On the first morning of his trial for child sexual offences in January he pleaded guilty to all counts.
But he denied the charges in the larger case, leading to a 12-week trial at Newcastle Crown Court.
The evidence showed he had pieced together his story using the internet to research those he accused.
The sketches he had given to police, suggesting a surprising visual recall of places he was allegedly taken as a child, had been copied from online photographs.
His body lacked scars and injuries and his medical history was free of any such traumas, despite his stories of childhood broken bones, burns, and savage beatings.
School records and former classmates showed he was not absent in the way he alleged.
He based “Fred” – or “John” – on the best man at his wedding, using details about his life to make the pretence more credible.
The best man, who told police he had never been abused by anyone, was not the only former Beech friend falsely dragged into his claims.
His so-called friend Aubrey was based on a childhood acquaintance from Bicester, who was traced and also confirmed that he had not been abused, as alleged.
It also emerged that Beech was a prolific writer of fantasies that had not been published online, some of which were found in his garage or on a memory stick.
The details they contained contradicted his accounts to police, confusing and blending still further the alleged roles of “John”, “Aubrey” and others.
Under cross examination, Beech admitted various parts of the documents, which included his draft memoirs, were fiction.
Beech, who nevertheless insisted most of his claims were true, was totally absorbed in his violent paedophile fantasies, imagining parts for people he knew, then changing their roles and adding in new characters as he went along.
In the witness box, habitually pausing and humming when asked a seemingly unanticipated question about his account, Beech had the look of a man scanning his mind for a lie dressed as a memory.
It seemed natural for him to transpose self-pity into apparent vulnerability and sadness at what he claimed occurred in his childhood.
Prosecutors said his motivations were varied.
Money was one. Beech was in debt and spending beyond his means, including on lavish holidays.
He also enjoyed the attention, with a supportive community of online followers, his media appearances, and access to the police and Parliament all bolstering his sense of self importance.
Beech also seemed to admire – and even to have copied – some of the claims contained in a book by an American alleged abuse victim. His own memoirs and plans to become a speaker at conferences would have provided him with a new income.
In addition, prosecutors regarded his interest in child pornography as central, saying he watched it, possessed it, recorded young boys covertly, and wrote about it over hundreds of pages – all suggesting he also wanted to be a part of it.
Jenny Hopkins, from the Crown Prosecution Service, said Beech was not a fantasist or a victim, but a “manipulative, prolific, deceitful liar” who would have been happy to see innocent men arrested and facing the full force of the law.

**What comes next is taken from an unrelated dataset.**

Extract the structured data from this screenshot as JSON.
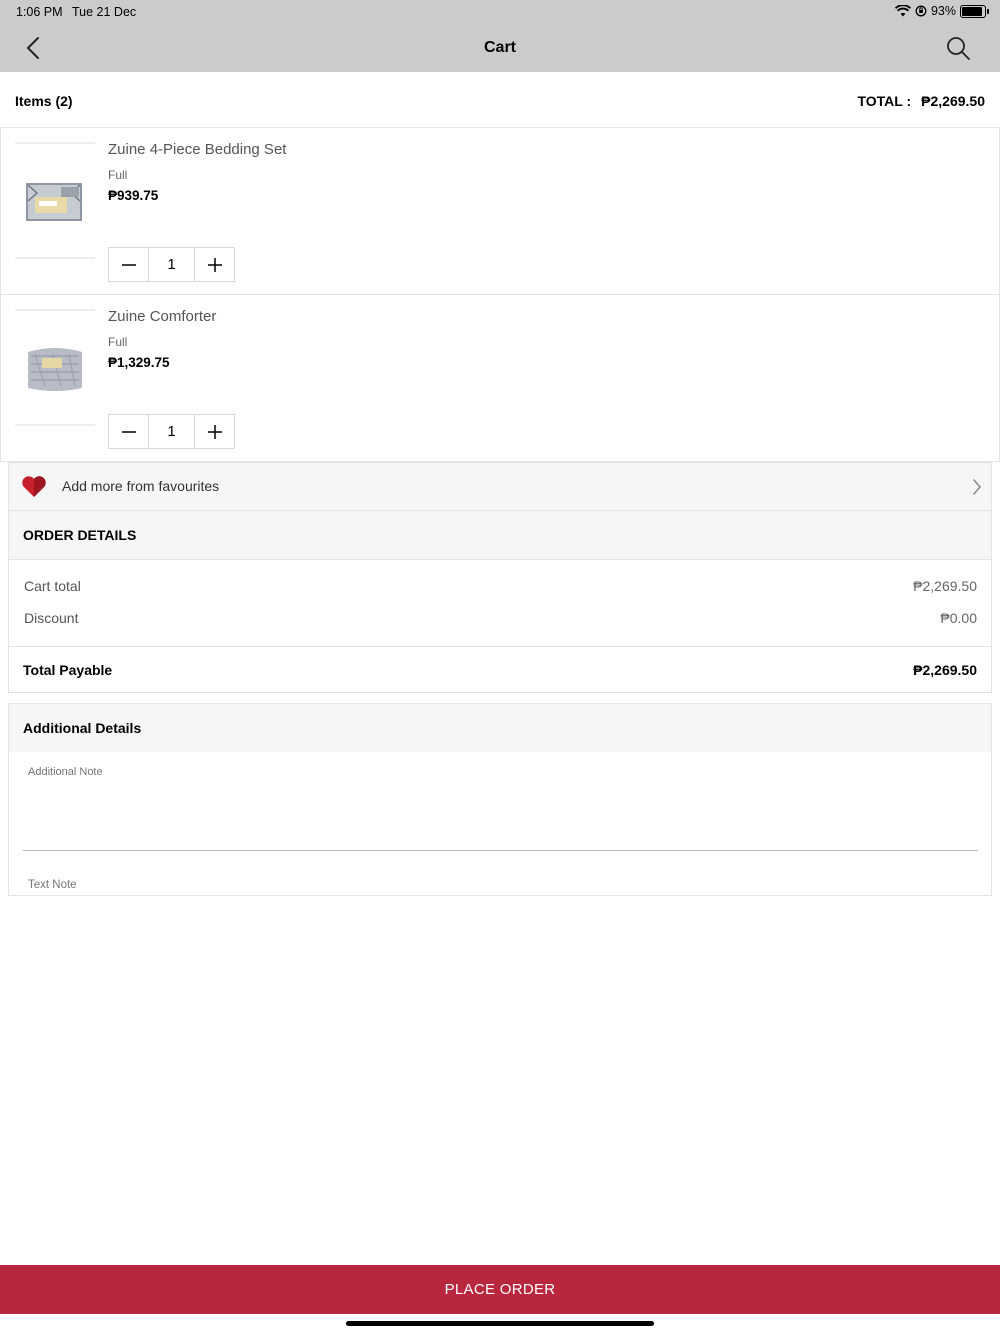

Harvey Proctor, who gave evidence at trial, is calling for a fully independent investigation into Operation Midland, which he calls the “worst failing in the history of policing in the last 40 years”.
He said Beech’s “criminality and the Metropolitan Police’s gullibility have threatened the future position of genuine child abuse complainants”.
Lord Bramall, now 95, was not well enough to attend court.
His long-time friend General Sir Hugh Beach gave evidence by video link from his retirement home.
Sir Hugh, 96, was interviewed as a witness – rather than a suspect – by Met detectives.
He says the “mental wear and tear to Lord Bramall must have been enormous in the circumstances”.
He thinks Beech’s crimes are “damaging to the society at large” but “particularly damaging to the people who were the victims of this man’s fabrications.”
Beech is, quite simply, he says, an “evil man”.